Data to examine »
=-=-=-=-=

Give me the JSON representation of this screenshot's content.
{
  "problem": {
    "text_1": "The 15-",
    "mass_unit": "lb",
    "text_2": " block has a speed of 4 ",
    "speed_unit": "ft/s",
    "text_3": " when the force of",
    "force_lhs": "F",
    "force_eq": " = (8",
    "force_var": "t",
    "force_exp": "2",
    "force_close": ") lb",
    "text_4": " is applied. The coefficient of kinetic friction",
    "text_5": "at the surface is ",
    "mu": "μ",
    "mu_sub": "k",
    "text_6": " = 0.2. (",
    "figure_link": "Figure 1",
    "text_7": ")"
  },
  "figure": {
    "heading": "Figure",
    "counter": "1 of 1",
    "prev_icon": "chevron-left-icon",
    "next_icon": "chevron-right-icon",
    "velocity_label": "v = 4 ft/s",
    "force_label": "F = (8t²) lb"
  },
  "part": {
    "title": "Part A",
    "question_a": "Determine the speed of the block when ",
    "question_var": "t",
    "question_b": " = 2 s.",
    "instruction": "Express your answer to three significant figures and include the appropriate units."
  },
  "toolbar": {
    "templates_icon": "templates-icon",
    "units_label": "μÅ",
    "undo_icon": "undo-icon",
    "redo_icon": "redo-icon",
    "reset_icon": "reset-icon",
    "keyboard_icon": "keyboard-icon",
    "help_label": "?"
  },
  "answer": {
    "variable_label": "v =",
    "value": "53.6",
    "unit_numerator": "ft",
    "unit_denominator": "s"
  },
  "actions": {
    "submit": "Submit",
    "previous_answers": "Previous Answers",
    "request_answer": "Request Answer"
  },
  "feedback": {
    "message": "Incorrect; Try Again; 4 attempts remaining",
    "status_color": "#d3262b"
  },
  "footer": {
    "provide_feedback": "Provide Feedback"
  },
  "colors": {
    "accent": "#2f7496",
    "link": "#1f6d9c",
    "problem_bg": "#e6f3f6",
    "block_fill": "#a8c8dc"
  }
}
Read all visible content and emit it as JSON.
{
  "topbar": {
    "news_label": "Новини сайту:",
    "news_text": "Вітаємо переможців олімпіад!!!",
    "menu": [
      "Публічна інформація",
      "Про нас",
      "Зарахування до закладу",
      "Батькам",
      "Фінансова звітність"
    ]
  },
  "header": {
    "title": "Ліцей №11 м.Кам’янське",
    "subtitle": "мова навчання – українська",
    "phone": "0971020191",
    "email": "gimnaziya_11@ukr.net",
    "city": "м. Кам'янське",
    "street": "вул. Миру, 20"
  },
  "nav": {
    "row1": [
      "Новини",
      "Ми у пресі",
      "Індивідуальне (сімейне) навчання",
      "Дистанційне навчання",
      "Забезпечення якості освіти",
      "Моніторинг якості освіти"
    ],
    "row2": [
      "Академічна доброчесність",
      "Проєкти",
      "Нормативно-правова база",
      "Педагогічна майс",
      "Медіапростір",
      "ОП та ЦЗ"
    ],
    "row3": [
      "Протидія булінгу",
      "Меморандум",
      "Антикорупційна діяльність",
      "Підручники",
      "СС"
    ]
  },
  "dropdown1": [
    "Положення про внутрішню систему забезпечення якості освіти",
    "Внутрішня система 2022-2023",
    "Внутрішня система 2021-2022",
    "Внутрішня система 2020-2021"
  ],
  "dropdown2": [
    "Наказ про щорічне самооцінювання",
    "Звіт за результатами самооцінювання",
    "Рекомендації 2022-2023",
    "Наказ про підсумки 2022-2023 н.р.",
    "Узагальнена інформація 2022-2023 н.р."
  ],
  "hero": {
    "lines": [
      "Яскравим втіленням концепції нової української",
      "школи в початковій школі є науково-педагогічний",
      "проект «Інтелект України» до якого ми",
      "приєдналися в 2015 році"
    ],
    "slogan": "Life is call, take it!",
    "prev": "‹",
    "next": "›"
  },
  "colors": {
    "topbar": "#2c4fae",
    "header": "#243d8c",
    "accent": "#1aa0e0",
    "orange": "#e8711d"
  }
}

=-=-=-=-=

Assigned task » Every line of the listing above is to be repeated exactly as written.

Your response »
Give me the JSON representation of this screenshot's content.
{
  "problem": {
    "text_1": "The 15-",
    "mass_unit": "lb",
    "text_2": " block has a speed of 4 ",
    "speed_unit": "ft/s",
    "text_3": " when the force of",
    "force_lhs": "F",
    "force_eq": " = (8",
    "force_var": "t",
    "force_exp": "2",
    "force_close": ") lb",
    "text_4": " is applied. The coefficient of kinetic friction",
    "text_5": "at the surface is ",
    "mu": "μ",
    "mu_sub": "k",
    "text_6": " = 0.2. (",
    "figure_link": "Figure 1",
    "text_7": ")"
  },
  "figure": {
    "heading": "Figure",
    "counter": "1 of 1",
    "prev_icon": "chevron-left-icon",
    "next_icon": "chevron-right-icon",
    "velocity_label": "v = 4 ft/s",
    "force_label": "F = (8t²) lb"
  },
  "part": {
    "title": "Part A",
    "question_a": "Determine the speed of the block when ",
    "question_var": "t",
    "question_b": " = 2 s.",
    "instruction": "Express your answer to three significant figures and include the appropriate units."
  },
  "toolbar": {
    "templates_icon": "templates-icon",
    "units_label": "μÅ",
    "undo_icon": "undo-icon",
    "redo_icon": "redo-icon",
    "reset_icon": "reset-icon",
    "keyboard_icon": "keyboard-icon",
    "help_label": "?"
  },
  "answer": {
    "variable_label": "v =",
    "value": "53.6",
    "unit_numerator": "ft",
    "unit_denominator": "s"
  },
  "actions": {
    "submit": "Submit",
    "previous_answers": "Previous Answers",
    "request_answer": "Request Answer"
  },
  "feedback": {
    "message": "Incorrect; Try Again; 4 attempts remaining",
    "status_color": "#d3262b"
  },
  "footer": {
    "provide_feedback": "Provide Feedback"
  },
  "colors": {
    "accent": "#2f7496",
    "link": "#1f6d9c",
    "problem_bg": "#e6f3f6",
    "block_fill": "#a8c8dc"
  }
}
Read all visible content and emit it as JSON.
{
  "topbar": {
    "news_label": "Новини сайту:",
    "news_text": "Вітаємо переможців олімпіад!!!",
    "menu": [
      "Публічна інформація",
      "Про нас",
      "Зарахування до закладу",
      "Батькам",
      "Фінансова звітність"
    ]
  },
  "header": {
    "title": "Ліцей №11 м.Кам’янське",
    "subtitle": "мова навчання – українська",
    "phone": "0971020191",
    "email": "gimnaziya_11@ukr.net",
    "city": "м. Кам'янське",
    "street": "вул. Миру, 20"
  },
  "nav": {
    "row1": [
      "Новини",
      "Ми у пресі",
      "Індивідуальне (сімейне) навчання",
      "Дистанційне навчання",
      "Забезпечення якості освіти",
      "Моніторинг якості освіти"
    ],
    "row2": [
      "Академічна доброчесність",
      "Проєкти",
      "Нормативно-правова база",
      "Педагогічна майс",
      "Медіапростір",
      "ОП та ЦЗ"
    ],
    "row3": [
      "Протидія булінгу",
      "Меморандум",
      "Антикорупційна діяльність",
      "Підручники",
      "СС"
    ]
  },
  "dropdown1": [
    "Положення про внутрішню систему забезпечення якості освіти",
    "Внутрішня система 2022-2023",
    "Внутрішня система 2021-2022",
    "Внутрішня система 2020-2021"
  ],
  "dropdown2": [
    "Наказ про щорічне самооцінювання",
    "Звіт за результатами самооцінювання",
    "Рекомендації 2022-2023",
    "Наказ про підсумки 2022-2023 н.р.",
    "Узагальнена інформація 2022-2023 н.р."
  ],
  "hero": {
    "lines": [
      "Яскравим втіленням концепції нової української",
      "школи в початковій школі є науково-педагогічний",
      "проект «Інтелект України» до якого ми",
      "приєдналися в 2015 році"
    ],
    "slogan": "Life is call, take it!",
    "prev": "‹",
    "next": "›"
  },
  "colors": {
    "topbar": "#2c4fae",
    "header": "#243d8c",
    "accent": "#1aa0e0",
    "orange": "#e8711d"
  }
}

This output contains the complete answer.